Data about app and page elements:
========================

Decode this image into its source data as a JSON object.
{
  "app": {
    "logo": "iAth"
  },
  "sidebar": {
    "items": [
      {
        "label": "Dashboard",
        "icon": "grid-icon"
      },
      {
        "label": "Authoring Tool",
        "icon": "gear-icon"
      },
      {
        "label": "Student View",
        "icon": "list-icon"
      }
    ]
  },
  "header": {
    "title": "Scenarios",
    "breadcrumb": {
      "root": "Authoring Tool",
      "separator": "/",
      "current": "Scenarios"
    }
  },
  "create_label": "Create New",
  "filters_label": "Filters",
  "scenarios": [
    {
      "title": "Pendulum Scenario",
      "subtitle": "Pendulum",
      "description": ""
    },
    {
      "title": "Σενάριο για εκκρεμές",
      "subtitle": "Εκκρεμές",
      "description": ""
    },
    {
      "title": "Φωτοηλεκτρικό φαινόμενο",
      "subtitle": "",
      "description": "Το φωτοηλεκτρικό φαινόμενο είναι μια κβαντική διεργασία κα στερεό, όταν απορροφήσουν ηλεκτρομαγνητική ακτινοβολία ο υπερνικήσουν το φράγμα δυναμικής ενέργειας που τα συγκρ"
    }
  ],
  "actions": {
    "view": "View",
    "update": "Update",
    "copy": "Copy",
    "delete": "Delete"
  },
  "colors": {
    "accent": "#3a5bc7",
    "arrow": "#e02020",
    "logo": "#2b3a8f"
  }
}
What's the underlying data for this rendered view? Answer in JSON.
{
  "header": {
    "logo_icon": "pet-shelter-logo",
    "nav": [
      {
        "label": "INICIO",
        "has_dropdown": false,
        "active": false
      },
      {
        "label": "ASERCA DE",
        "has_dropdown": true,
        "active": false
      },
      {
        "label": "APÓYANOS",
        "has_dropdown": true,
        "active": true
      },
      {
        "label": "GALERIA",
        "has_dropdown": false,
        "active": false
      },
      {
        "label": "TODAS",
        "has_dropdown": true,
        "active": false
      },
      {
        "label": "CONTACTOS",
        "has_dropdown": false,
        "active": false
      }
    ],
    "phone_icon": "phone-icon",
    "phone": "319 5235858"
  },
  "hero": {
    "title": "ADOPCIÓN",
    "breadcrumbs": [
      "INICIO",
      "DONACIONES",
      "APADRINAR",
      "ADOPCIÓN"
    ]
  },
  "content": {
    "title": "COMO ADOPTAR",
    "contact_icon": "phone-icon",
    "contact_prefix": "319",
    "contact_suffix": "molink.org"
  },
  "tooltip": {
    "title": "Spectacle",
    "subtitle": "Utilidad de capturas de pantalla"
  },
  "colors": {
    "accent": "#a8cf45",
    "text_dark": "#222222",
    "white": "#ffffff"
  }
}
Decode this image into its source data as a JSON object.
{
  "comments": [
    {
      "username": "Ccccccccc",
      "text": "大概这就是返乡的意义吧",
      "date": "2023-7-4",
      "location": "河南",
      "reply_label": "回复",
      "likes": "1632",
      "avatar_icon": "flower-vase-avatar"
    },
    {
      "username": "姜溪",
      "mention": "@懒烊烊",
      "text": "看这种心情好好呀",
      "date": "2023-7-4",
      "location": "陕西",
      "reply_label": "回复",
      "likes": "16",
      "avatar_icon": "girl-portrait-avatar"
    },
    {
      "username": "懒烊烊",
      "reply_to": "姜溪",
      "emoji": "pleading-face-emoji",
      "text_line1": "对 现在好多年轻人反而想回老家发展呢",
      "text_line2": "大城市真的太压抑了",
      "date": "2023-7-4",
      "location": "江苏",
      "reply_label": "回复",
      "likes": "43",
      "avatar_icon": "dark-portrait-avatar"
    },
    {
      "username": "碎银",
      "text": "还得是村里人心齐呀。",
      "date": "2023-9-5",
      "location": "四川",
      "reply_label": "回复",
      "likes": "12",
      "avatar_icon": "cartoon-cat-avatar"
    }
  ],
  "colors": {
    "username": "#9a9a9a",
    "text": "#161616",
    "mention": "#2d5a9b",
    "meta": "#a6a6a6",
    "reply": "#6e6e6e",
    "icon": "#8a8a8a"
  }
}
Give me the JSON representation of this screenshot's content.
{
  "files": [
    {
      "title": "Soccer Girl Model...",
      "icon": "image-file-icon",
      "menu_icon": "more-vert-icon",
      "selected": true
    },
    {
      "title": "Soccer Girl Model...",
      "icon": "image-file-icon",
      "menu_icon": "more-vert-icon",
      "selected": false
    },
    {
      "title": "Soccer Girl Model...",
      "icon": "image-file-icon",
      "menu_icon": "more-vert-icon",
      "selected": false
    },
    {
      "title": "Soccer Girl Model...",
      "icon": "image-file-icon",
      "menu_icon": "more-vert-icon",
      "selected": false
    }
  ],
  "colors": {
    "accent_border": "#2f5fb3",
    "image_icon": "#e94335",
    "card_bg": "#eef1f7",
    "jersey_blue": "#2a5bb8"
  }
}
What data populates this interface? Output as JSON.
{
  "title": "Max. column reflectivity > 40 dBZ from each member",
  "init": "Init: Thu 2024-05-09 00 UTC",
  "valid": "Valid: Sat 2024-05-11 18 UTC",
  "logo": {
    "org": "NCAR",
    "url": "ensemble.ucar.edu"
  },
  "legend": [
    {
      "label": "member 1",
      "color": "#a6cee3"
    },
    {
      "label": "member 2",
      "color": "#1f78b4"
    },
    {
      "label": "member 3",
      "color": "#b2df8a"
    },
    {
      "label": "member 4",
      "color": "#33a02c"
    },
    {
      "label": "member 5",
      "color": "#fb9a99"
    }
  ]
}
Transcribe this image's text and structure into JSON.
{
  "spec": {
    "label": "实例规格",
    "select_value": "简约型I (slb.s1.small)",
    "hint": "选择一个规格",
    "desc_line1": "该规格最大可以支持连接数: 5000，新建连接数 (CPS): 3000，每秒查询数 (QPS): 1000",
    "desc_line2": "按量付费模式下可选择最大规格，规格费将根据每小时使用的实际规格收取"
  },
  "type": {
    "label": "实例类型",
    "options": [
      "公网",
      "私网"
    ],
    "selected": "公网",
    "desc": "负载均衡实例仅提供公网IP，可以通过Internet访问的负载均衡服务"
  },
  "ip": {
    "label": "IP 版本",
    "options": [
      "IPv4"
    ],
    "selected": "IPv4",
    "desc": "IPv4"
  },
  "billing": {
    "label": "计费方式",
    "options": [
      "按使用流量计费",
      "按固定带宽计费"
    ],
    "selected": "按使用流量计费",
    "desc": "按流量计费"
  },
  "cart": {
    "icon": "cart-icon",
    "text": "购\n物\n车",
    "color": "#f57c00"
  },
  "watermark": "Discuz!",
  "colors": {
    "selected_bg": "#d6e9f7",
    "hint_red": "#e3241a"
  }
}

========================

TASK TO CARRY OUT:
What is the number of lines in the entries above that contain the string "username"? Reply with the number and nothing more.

PROBLEM SOLUTION:
5